Entries taken from a collection =>
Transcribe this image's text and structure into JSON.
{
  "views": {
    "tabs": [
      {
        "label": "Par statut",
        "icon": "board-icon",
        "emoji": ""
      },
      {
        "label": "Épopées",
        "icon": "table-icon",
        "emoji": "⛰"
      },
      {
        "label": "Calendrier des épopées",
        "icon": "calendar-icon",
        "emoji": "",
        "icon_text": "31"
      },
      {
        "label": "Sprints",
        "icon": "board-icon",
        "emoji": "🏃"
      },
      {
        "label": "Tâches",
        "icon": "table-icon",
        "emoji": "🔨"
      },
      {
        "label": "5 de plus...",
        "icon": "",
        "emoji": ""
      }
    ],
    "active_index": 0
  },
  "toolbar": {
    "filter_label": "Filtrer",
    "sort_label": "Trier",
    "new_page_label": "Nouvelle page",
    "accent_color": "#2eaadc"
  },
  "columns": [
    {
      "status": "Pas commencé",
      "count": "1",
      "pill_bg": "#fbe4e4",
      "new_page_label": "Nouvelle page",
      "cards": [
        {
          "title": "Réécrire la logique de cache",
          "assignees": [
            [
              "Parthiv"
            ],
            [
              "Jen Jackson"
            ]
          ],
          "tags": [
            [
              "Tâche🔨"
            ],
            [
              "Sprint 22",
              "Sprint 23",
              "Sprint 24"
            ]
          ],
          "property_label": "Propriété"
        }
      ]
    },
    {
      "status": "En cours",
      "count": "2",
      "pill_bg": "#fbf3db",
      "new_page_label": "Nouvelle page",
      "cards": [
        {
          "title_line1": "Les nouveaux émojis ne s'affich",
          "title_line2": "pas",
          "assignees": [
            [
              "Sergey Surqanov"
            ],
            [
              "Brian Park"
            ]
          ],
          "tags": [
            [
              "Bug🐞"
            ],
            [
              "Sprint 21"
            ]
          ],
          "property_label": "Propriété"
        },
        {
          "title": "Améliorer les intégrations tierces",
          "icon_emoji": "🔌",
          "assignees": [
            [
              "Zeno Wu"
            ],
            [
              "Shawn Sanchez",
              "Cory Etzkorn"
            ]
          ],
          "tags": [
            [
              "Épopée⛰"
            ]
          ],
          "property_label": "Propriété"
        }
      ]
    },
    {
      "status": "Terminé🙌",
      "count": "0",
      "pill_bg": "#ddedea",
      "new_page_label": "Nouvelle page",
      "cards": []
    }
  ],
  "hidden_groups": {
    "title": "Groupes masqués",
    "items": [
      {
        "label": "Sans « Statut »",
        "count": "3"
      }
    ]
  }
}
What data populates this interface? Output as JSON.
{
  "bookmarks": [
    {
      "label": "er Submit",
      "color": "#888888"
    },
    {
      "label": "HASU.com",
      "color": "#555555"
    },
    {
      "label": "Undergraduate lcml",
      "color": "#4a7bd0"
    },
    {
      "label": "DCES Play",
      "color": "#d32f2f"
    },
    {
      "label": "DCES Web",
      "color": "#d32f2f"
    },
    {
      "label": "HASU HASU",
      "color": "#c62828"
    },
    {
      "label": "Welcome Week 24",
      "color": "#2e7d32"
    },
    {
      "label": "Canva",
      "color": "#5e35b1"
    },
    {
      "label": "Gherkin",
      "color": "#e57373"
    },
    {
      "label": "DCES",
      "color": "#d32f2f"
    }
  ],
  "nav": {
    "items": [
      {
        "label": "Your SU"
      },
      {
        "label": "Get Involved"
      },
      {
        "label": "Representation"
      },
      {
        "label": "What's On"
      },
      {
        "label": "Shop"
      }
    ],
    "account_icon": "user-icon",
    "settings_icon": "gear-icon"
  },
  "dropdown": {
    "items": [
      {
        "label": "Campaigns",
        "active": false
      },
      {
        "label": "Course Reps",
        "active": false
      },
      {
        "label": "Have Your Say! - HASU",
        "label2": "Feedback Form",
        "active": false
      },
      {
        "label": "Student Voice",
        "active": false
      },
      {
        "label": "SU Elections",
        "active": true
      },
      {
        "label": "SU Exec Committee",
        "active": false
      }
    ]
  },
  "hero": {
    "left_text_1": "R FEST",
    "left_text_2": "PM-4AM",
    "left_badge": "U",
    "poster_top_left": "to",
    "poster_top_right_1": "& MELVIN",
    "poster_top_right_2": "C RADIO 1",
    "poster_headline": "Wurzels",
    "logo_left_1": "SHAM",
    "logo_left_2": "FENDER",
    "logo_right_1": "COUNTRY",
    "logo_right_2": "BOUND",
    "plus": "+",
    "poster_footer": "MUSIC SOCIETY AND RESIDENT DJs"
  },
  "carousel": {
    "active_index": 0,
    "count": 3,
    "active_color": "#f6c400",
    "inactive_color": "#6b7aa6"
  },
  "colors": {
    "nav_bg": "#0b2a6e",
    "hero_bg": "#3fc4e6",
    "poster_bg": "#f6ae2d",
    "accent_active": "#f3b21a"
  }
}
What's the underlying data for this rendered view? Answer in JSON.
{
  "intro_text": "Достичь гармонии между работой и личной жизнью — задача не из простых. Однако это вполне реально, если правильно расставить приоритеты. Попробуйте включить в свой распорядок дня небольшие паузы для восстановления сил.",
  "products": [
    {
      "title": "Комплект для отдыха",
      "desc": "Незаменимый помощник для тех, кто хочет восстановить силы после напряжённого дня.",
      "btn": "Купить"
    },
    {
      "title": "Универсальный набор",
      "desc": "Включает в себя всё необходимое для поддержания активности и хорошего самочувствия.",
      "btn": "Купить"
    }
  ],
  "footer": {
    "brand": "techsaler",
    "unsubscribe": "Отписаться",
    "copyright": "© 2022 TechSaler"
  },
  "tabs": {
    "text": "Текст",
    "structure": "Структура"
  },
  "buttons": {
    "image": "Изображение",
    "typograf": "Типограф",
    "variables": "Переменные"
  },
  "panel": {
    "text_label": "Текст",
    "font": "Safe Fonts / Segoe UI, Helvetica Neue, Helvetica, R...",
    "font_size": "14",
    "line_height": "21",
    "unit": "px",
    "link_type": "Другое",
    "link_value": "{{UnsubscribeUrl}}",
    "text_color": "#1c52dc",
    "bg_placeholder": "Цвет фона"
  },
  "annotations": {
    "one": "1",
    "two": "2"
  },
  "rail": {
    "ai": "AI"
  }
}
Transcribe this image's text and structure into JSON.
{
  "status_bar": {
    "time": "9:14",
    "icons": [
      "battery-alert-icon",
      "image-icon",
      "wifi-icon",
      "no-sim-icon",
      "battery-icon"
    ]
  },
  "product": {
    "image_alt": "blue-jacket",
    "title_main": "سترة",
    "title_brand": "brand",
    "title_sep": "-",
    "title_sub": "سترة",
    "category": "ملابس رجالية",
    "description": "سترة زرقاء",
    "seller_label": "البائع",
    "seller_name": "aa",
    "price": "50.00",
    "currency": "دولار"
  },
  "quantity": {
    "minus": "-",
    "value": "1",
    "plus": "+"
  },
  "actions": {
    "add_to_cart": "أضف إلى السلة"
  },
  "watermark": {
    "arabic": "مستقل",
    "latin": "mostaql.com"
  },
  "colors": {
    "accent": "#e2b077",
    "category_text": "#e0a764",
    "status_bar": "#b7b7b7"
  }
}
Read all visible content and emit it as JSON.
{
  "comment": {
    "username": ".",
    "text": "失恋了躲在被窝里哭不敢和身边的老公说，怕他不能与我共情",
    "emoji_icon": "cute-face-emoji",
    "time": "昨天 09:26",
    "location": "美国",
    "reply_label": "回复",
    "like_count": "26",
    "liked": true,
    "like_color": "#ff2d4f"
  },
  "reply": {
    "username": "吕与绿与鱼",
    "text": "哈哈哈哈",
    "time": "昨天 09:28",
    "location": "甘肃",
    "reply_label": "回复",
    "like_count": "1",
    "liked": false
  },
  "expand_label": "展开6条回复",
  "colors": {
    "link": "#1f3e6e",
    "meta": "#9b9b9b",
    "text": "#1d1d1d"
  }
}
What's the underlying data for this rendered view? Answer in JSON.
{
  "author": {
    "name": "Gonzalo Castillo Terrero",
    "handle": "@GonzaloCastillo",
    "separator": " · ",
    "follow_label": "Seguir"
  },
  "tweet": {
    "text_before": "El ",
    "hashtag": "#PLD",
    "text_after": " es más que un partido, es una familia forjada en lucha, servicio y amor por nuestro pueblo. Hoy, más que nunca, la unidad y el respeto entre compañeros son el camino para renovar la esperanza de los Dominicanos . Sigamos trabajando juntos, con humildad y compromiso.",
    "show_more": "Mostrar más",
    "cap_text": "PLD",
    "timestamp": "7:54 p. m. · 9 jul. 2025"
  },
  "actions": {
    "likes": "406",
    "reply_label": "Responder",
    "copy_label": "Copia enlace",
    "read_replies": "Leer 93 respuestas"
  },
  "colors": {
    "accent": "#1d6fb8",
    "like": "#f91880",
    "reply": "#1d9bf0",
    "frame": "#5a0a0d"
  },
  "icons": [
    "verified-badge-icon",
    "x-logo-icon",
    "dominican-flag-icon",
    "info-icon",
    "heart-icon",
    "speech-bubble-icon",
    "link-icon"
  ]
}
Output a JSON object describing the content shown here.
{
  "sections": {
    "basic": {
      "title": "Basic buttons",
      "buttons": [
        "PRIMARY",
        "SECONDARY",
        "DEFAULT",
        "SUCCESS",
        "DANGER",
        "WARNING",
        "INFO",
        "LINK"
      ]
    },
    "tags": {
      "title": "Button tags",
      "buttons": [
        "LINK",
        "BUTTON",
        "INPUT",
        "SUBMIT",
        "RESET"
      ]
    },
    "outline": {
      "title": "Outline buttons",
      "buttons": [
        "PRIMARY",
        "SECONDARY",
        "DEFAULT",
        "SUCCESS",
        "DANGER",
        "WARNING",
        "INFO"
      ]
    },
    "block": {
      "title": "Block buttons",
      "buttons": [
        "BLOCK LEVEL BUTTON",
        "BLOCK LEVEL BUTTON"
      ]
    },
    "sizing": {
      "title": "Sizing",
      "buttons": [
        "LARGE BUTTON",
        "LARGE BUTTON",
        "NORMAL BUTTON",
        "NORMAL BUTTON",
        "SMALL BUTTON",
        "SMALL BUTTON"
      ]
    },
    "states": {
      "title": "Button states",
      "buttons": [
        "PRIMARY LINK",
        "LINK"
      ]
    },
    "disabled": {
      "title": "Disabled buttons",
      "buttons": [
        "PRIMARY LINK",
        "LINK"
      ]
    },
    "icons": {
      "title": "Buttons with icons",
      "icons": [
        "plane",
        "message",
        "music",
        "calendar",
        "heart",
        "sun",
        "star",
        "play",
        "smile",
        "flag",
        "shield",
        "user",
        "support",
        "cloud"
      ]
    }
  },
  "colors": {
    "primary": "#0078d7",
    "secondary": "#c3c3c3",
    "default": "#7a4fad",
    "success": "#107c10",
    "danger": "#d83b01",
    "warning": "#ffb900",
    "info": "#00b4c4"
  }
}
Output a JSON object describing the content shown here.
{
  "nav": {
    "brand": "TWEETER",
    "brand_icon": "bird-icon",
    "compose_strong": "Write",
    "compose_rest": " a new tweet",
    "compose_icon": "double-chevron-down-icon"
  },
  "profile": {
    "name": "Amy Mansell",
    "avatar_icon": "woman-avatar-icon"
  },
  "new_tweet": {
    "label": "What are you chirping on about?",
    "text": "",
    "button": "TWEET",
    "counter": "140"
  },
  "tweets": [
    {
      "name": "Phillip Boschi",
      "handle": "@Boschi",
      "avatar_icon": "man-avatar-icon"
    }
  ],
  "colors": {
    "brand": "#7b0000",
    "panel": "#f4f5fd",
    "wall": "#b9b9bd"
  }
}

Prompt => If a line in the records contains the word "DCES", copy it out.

Response =>
      "label": "DCES Play",
      "label": "DCES Web",
      "label": "DCES",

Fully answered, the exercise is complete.